The Air Force has four goals for getting its part of the JIE off the ground: improving mission effectiveness, strengthening enterprise governance, providing effective information technology security and automating information technology capabilities such as creating self-healing networks. There also is a need to tap into the other services' capabilities to help stand up the JIE, Gen. Basla said. To meet its JIE goals, the Air Force is aligning its information technology policies to meet the Defense Department CIO’s goals, he added.
As a part of its information technology modernization process, the Air Force is cutting its infrastructure costs by consolidating its data centers. But the process has taken longer than planned. “I’m not happy at all; it’s taking too darn long,” Gen. Basla admitted.
To speed things up, Gen. Basla maintained that the service needs to revise how it is approaching the consolidation process. While it reduced the number of data centers, a number of things must be considered, such as identity and lifecycle management, he observed. As a first step, the Air Force is cataloging its data centers and reaching out to industry for expertise and advice, he said.
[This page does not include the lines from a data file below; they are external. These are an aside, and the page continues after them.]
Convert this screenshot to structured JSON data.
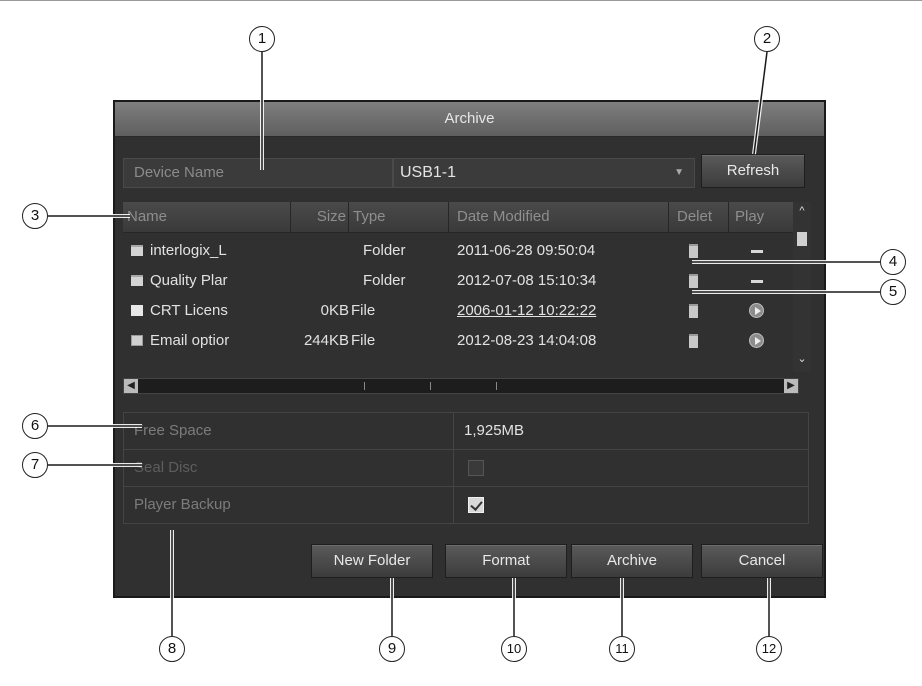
{
  "dialog": {
    "title": "Archive",
    "device_name_label": "Device Name",
    "device_name_value": "USB1-1",
    "refresh_label": "Refresh"
  },
  "file_table": {
    "columns": [
      "Name",
      "Size",
      "Type",
      "Date Modified",
      "Delet",
      "Play"
    ],
    "rows": [
      {
        "name": "interlogix_L",
        "size": "",
        "type": "Folder",
        "date": "2011-06-28 09:50:04",
        "icon": "folder-icon",
        "play": "none"
      },
      {
        "name": "Quality Plar",
        "size": "",
        "type": "Folder",
        "date": "2012-07-08 15:10:34",
        "icon": "folder-icon",
        "play": "none"
      },
      {
        "name": "CRT Licens",
        "size": "0KB",
        "type": "File",
        "date": "2006-01-12 10:22:22",
        "icon": "document-icon",
        "play": "play-icon"
      },
      {
        "name": "Email optior",
        "size": "244KB",
        "type": "File",
        "date": "2012-08-23 14:04:08",
        "icon": "mail-icon",
        "play": "play-icon"
      }
    ]
  },
  "properties": {
    "free_space_label": "Free Space",
    "free_space_value": "1,925MB",
    "seal_disc_label": "Seal Disc",
    "seal_disc_checked": false,
    "player_backup_label": "Player Backup",
    "player_backup_checked": true
  },
  "buttons": {
    "new_folder": "New Folder",
    "format": "Format",
    "archive": "Archive",
    "cancel": "Cancel"
  },
  "callouts": [
    "1",
    "2",
    "3",
    "4",
    "5",
    "6",
    "7",
    "8",
    "9",
    "10",
    "11",
    "12"
  ],
  "colors": {
    "dialog_bg": "#303030",
    "titlebar": "#6e6e6e",
    "label_grey": "#8b8b8b"
  }
}
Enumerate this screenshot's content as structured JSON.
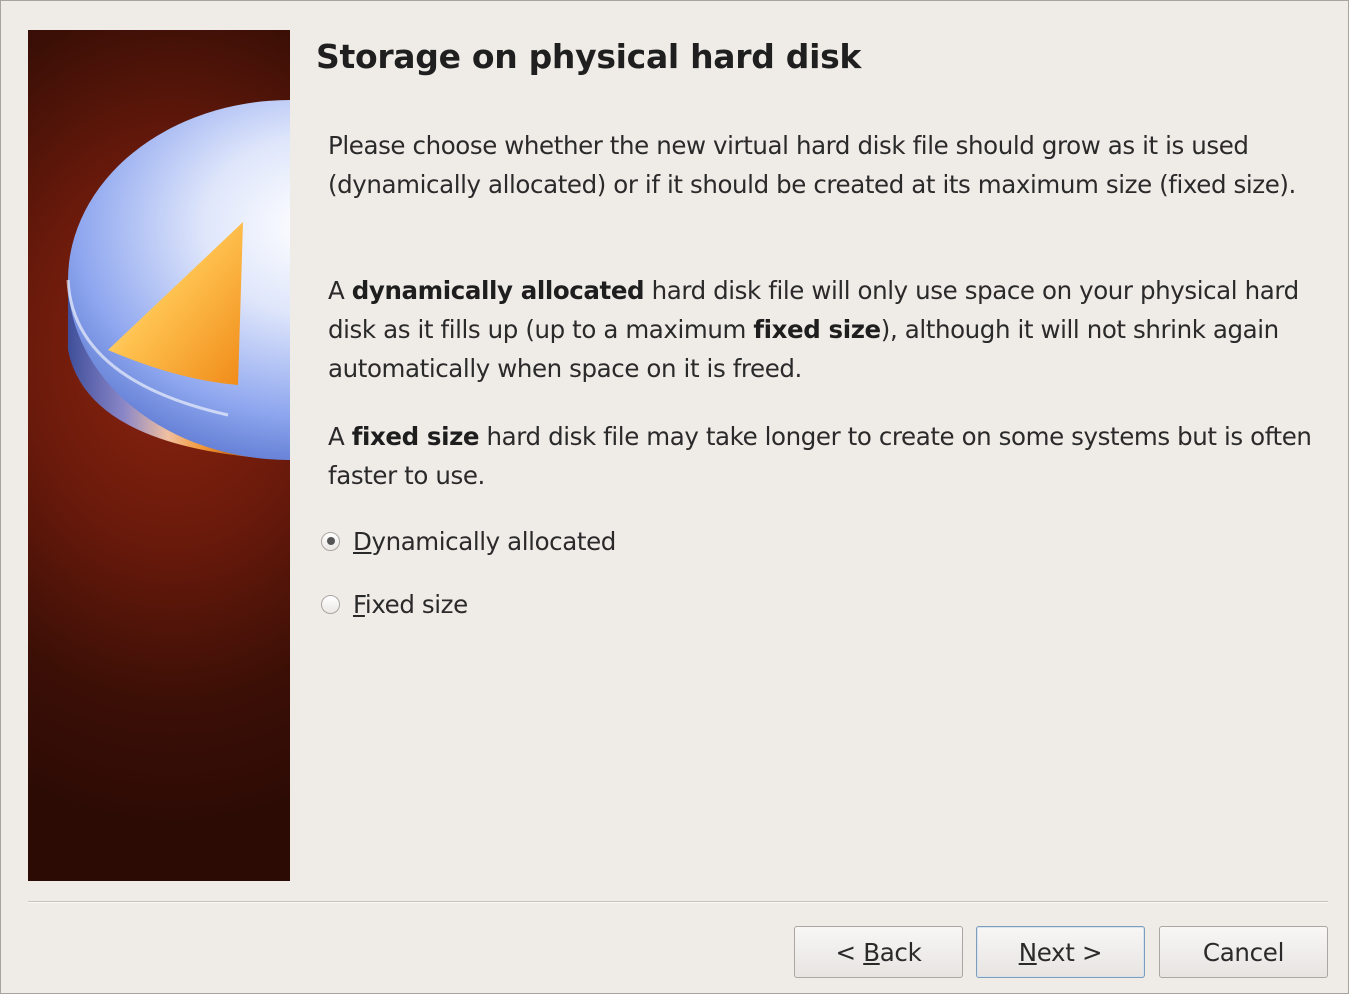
{
  "dialog": {
    "title": "Storage on physical hard disk",
    "paragraph1": "Please choose whether the new virtual hard disk file should grow as it is used (dynamically allocated) or if it should be created at its maximum size (fixed size).",
    "paragraph2": {
      "prefix": "A ",
      "bold1": "dynamically allocated",
      "middle": " hard disk file will only use space on your physical hard disk as it fills up (up to a maximum ",
      "bold2": "fixed size",
      "suffix": "), although it will not shrink again automatically when space on it is freed."
    },
    "paragraph3": {
      "prefix": "A ",
      "bold": "fixed size",
      "suffix": " hard disk file may take longer to create on some systems but is often faster to use."
    },
    "options": [
      {
        "mnemonic": "D",
        "rest": "ynamically allocated",
        "checked": true
      },
      {
        "mnemonic": "F",
        "rest": "ixed size",
        "checked": false
      }
    ]
  },
  "buttons": {
    "back": {
      "before": "< ",
      "mnemonic": "B",
      "rest": "ack"
    },
    "next": {
      "mnemonic": "N",
      "rest": "ext >"
    },
    "cancel": "Cancel"
  },
  "banner": {
    "icon": "hard-disk-pie-chart-icon",
    "background_color": "#6a1a0b",
    "pie_color": "#7f9cf0",
    "slice_color": "#f7a32a"
  }
}
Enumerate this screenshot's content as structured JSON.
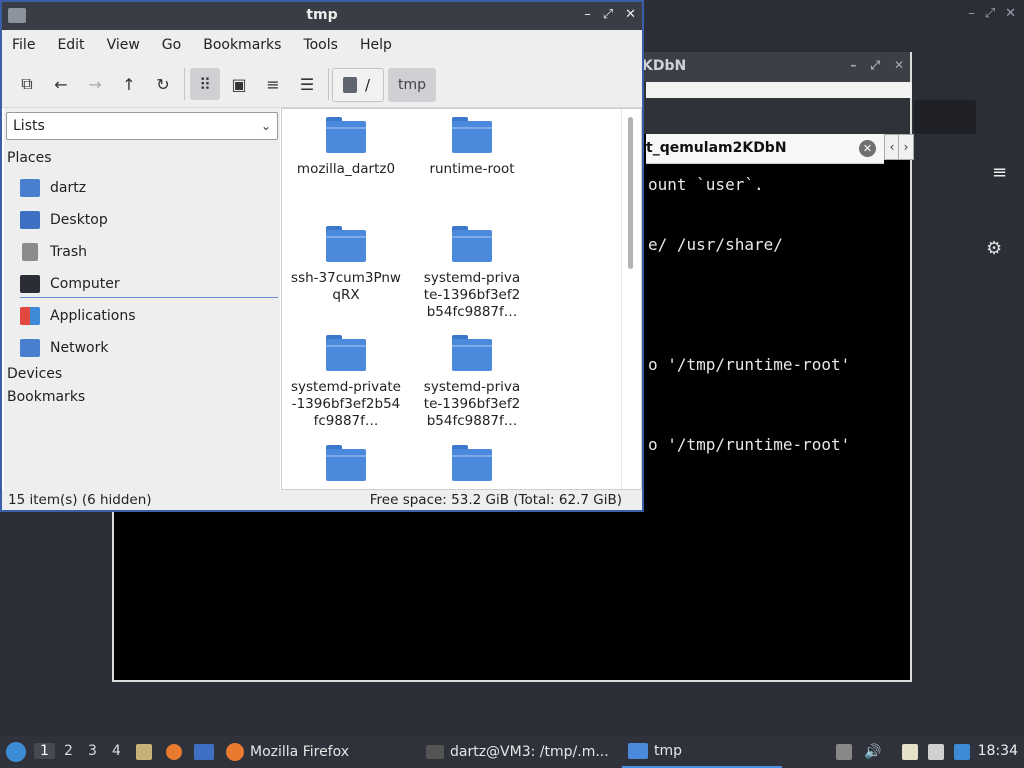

The Air Force is also in the process of migrating its email to Defense Enterprise Email as a part of its modernization efforts. Gen. Basla noted that the NIPRNet migration at Air Force headquarters is almost complete, which will align the service with the Joint Staff and Pentagon efforts. The Defense Information Systems Agency (DISA) is helping the Air Force in this process. In the next few months, he said that the service will begin migrating its Defense Enterprise Email to the SIPRNet.
Security concerns are another aspect of the service’s modernization efforts. The Air Force has reduced its Internet access points from more than 100 to 16, which is a more efficient way to defend its networks, Gen. Basla said. Cutting down the number of access points got the attention of DISA, and limiting them is now a security cornerstone for the JIE, he added.
The Air Force will also begin deploying next-generation firewalls in early 2015 as part of setting up its JIE compliant installation processing nodes, Gen. Basla said. The firewalls and the processing nodes will be part of a “commoditized infrastructure” that will be used across the service. This infrastructure will create a place for deploying new capabilities. It also will allow commanders to focus on coming up with new capabilities instead of building base and facility infrastructure, he said.
Clearing up the information technology acquisition process is another part of the service’s modernization efforts. The Air Force is improving its standard baseline—a strategic technical document designed to mesh with JIE and DISA policies, Gen. Basla said. The improved baseline, which he referred to as the “2B baseline,” is being developed by Air Force Space Command and will cover the service’s short-, medium- and long-term technology goals.
The 2B baseline is an implementation baseline, specifying the protocols, guidelines and overall state of the Air Force’s cyberdomain, Gen. Basla explained. The baseline will also develop the configuration specifications for hardware and software products the service acquires. The Air Force Space Command is also managing the Air Force operations baseline, which is the “as-is” cyberdomain architecture, he adds. The Air Force has also released a target baseline for Web applications. When these various baselines are complete, they will ensure that various capabilities are “baked in” for the entire information environment as opposed to only being present in parts of it, he said.